- [Problem to solve]: Give every line from the entries that contains "icon".

- [Record extracts]:
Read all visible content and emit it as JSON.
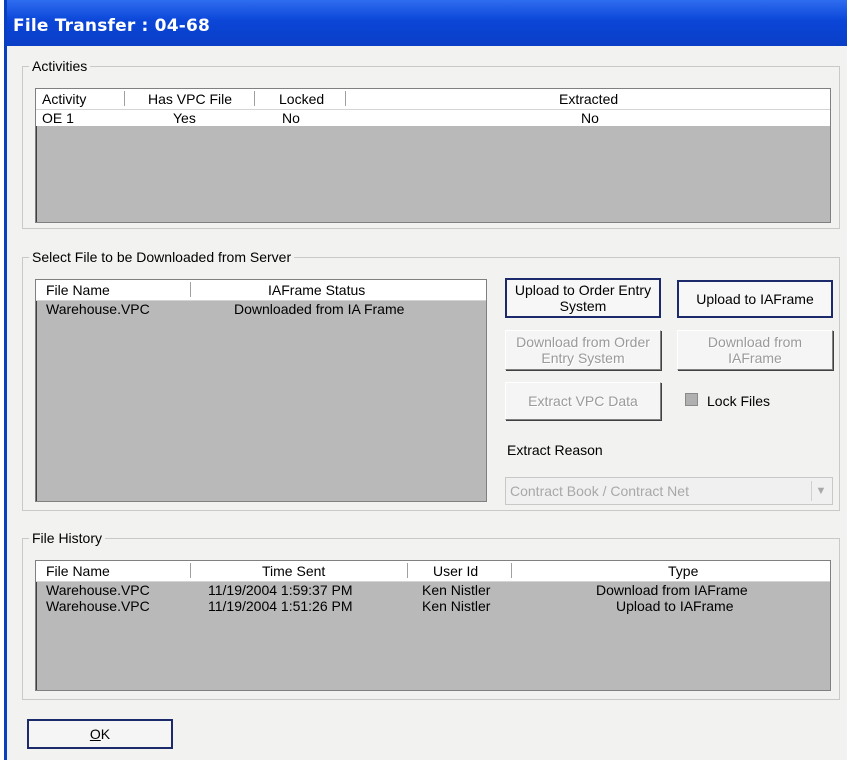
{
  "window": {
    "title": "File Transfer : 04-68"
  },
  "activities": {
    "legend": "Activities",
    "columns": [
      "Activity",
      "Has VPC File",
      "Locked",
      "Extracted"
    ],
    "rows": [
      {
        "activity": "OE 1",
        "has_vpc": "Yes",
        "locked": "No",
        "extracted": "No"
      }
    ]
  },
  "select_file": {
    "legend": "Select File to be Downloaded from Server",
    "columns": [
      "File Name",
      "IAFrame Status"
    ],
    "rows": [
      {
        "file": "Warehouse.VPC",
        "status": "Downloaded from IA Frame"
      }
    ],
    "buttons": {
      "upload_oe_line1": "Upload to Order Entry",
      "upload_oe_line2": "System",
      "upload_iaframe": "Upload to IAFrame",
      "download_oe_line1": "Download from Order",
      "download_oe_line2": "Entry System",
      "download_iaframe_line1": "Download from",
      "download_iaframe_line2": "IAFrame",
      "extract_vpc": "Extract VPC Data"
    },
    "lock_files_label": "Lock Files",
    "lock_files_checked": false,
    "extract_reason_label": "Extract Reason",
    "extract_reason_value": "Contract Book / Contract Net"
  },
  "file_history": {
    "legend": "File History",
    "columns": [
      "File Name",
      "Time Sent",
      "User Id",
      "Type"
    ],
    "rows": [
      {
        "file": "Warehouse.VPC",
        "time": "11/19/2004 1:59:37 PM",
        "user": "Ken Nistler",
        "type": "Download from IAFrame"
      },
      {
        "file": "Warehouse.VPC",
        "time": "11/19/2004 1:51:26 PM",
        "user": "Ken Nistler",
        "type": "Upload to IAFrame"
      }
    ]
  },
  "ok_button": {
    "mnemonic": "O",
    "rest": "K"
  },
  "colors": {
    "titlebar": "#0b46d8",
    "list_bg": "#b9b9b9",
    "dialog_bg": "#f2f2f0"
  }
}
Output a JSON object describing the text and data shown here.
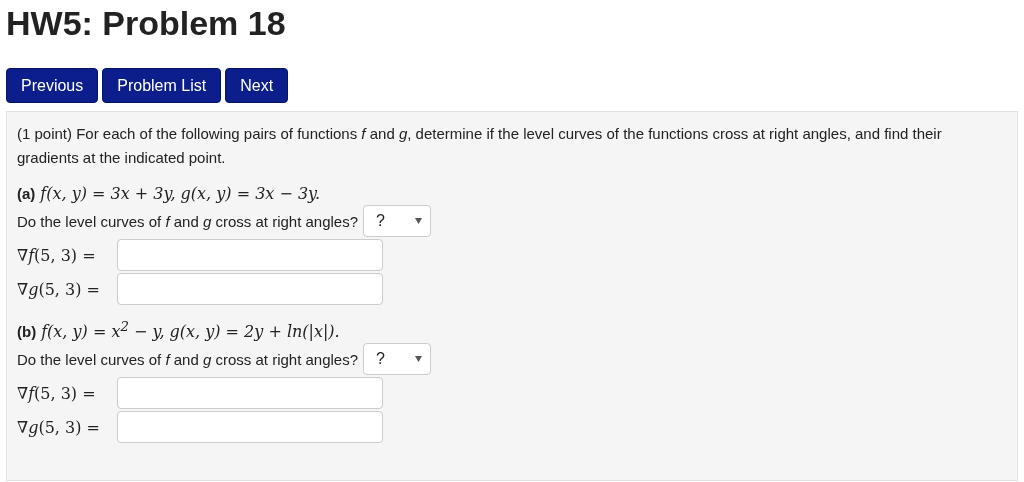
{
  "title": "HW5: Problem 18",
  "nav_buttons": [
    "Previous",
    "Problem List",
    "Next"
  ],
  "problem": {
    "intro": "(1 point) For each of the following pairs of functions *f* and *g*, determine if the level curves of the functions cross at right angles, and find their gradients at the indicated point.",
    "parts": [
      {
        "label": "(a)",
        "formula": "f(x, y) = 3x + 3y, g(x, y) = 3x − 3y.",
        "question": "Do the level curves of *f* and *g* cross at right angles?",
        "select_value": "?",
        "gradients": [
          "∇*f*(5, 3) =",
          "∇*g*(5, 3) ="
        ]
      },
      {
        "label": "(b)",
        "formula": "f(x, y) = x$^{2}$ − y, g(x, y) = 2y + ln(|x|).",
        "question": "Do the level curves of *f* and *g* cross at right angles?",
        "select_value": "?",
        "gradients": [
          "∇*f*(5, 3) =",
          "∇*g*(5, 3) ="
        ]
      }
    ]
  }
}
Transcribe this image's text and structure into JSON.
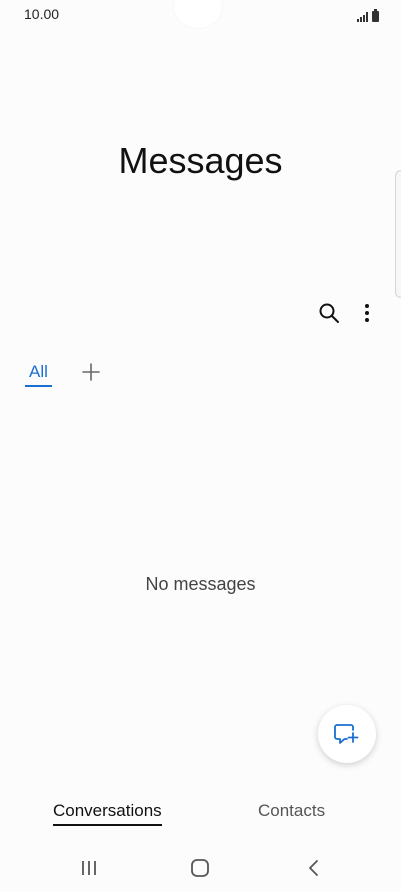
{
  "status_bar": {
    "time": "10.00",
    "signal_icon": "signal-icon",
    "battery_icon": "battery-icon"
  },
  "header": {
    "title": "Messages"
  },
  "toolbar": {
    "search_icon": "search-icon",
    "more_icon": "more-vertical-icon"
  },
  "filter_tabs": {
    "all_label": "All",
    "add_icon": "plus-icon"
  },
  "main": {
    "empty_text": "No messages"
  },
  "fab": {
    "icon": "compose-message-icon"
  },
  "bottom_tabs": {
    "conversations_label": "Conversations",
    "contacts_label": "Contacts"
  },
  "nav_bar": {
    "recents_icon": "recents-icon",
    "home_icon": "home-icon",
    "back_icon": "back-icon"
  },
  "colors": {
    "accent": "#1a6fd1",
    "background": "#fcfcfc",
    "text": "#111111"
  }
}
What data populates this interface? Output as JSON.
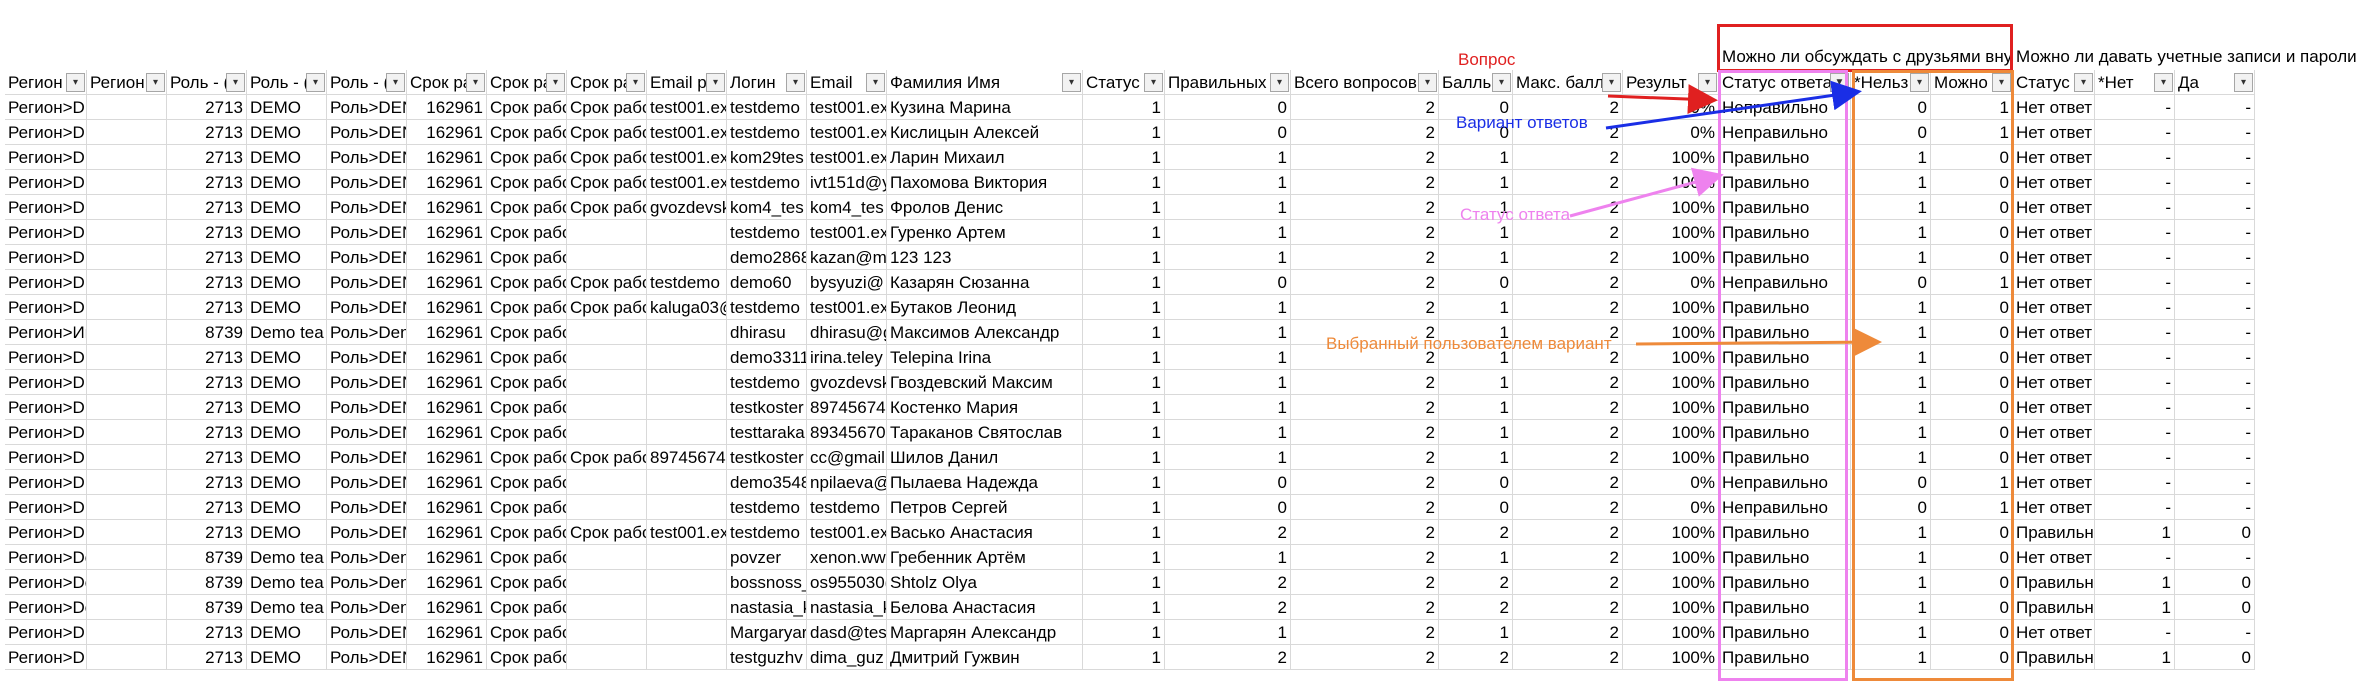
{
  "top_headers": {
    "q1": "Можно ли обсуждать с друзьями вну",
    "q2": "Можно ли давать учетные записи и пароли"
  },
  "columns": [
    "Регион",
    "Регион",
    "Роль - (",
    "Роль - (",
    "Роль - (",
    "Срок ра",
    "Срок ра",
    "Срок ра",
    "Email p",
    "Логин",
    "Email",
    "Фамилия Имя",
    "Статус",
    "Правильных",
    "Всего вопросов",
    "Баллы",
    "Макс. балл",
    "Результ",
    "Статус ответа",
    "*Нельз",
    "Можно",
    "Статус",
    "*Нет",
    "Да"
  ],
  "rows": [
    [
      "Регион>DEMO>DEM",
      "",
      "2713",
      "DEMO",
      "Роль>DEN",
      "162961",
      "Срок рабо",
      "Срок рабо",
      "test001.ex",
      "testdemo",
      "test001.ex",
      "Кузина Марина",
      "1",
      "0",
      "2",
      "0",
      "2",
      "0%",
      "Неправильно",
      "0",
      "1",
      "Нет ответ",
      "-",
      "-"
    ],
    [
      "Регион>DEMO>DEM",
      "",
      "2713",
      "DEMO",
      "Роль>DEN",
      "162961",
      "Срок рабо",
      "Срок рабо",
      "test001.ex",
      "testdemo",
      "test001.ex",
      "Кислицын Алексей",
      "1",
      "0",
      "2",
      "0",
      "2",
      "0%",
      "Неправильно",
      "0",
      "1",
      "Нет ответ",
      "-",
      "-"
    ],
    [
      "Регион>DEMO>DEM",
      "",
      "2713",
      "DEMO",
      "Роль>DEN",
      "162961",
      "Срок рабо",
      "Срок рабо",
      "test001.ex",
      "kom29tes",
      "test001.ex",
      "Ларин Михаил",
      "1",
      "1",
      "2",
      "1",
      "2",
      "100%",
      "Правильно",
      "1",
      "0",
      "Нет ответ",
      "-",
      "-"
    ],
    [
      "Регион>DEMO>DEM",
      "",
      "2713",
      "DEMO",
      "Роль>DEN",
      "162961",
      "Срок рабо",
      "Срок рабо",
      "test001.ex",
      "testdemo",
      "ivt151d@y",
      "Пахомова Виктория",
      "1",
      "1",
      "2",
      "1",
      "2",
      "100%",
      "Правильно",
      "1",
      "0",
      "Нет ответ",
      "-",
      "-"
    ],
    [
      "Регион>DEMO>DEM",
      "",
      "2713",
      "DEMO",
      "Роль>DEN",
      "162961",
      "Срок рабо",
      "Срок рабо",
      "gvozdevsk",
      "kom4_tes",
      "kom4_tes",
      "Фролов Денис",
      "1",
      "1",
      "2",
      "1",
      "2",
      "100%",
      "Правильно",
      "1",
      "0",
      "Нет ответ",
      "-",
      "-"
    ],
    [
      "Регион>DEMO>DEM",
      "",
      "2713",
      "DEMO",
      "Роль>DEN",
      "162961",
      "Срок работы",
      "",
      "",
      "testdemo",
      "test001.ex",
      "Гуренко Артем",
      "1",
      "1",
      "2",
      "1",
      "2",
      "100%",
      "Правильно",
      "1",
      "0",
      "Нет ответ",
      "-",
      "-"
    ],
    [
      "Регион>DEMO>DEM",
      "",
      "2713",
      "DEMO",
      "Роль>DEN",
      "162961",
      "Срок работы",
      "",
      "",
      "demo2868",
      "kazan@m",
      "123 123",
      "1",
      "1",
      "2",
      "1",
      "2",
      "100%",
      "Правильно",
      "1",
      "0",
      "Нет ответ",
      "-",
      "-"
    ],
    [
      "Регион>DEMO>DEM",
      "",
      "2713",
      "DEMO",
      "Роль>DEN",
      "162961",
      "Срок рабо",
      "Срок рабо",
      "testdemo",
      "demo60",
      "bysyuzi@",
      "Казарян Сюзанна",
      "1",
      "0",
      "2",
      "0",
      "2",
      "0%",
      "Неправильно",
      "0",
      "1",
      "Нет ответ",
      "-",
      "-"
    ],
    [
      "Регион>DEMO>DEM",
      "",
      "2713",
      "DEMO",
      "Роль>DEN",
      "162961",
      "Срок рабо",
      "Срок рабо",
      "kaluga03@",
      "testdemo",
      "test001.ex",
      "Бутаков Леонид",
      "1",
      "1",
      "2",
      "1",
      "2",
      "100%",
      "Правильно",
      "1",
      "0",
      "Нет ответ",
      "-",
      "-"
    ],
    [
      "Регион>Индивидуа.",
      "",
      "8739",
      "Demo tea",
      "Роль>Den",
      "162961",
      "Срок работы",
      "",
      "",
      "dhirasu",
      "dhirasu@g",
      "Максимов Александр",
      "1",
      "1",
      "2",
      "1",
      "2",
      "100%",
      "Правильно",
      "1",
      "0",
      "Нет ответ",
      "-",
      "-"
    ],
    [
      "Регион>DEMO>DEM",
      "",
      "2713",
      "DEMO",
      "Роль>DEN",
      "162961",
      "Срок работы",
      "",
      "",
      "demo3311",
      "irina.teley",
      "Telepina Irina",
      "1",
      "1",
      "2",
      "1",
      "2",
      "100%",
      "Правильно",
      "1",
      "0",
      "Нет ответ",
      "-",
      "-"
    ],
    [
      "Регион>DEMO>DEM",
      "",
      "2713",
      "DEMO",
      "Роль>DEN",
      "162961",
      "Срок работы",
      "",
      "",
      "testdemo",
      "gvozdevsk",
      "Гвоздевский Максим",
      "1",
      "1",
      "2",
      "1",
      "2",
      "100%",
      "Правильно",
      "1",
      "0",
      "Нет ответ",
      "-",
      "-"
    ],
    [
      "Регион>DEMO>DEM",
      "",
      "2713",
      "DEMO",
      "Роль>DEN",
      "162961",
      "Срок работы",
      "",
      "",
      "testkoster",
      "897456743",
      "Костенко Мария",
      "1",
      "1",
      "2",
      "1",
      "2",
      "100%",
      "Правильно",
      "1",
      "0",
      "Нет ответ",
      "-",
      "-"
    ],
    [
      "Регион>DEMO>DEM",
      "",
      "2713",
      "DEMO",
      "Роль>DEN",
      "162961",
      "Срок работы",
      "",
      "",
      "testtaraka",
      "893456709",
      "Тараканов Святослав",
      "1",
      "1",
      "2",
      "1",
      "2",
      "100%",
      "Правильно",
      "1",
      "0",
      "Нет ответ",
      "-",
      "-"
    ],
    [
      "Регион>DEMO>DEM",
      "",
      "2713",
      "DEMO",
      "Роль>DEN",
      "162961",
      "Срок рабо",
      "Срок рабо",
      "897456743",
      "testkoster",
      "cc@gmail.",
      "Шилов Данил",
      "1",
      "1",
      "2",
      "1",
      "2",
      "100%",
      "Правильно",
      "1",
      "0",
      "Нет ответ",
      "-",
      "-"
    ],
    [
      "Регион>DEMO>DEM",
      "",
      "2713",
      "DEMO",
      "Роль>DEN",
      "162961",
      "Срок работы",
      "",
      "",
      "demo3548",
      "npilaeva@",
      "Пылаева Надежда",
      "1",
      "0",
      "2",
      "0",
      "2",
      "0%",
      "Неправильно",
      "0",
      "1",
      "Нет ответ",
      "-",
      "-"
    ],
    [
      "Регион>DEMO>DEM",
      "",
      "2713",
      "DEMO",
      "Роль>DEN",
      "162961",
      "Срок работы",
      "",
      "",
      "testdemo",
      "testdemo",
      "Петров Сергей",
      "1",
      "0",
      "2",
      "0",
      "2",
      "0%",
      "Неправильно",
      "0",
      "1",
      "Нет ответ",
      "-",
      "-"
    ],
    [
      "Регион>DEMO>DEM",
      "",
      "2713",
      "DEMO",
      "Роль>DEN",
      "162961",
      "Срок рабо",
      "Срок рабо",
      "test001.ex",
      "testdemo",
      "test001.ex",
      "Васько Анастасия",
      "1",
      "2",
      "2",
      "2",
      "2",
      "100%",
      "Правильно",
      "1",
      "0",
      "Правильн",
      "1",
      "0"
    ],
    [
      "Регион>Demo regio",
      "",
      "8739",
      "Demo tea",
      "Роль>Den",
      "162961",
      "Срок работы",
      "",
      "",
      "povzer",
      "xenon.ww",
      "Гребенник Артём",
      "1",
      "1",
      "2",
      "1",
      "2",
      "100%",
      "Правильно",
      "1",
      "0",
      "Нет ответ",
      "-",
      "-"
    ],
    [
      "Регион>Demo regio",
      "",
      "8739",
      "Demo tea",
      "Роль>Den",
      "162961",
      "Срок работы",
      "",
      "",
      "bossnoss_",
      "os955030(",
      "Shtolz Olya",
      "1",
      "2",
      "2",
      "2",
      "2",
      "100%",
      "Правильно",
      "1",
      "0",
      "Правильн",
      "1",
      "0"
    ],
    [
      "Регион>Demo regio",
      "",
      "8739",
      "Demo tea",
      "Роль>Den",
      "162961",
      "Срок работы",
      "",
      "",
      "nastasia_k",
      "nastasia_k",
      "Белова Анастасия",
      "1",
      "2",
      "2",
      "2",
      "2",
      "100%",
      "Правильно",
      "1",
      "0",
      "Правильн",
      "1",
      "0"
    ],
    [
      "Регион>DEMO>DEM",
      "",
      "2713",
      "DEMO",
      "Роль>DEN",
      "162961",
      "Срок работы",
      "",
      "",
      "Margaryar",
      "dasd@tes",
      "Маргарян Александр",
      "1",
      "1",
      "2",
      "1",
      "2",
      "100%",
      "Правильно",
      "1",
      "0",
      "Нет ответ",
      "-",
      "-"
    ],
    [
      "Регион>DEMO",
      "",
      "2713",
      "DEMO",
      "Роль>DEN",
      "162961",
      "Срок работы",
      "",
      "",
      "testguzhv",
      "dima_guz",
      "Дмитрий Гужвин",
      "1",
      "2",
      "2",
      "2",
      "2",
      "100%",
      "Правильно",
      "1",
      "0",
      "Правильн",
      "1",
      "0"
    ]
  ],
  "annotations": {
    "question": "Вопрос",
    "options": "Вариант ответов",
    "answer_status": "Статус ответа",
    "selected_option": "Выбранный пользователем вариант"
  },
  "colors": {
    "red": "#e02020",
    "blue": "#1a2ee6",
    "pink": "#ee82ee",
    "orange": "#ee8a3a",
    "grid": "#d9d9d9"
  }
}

- [Result of this task]:
    "signal_icon": "signal-icon",
    "battery_icon": "battery-icon"
    "search_icon": "search-icon",
    "more_icon": "more-vertical-icon"
    "add_icon": "plus-icon"
    "icon": "compose-message-icon"
    "recents_icon": "recents-icon",
    "home_icon": "home-icon",
    "back_icon": "back-icon"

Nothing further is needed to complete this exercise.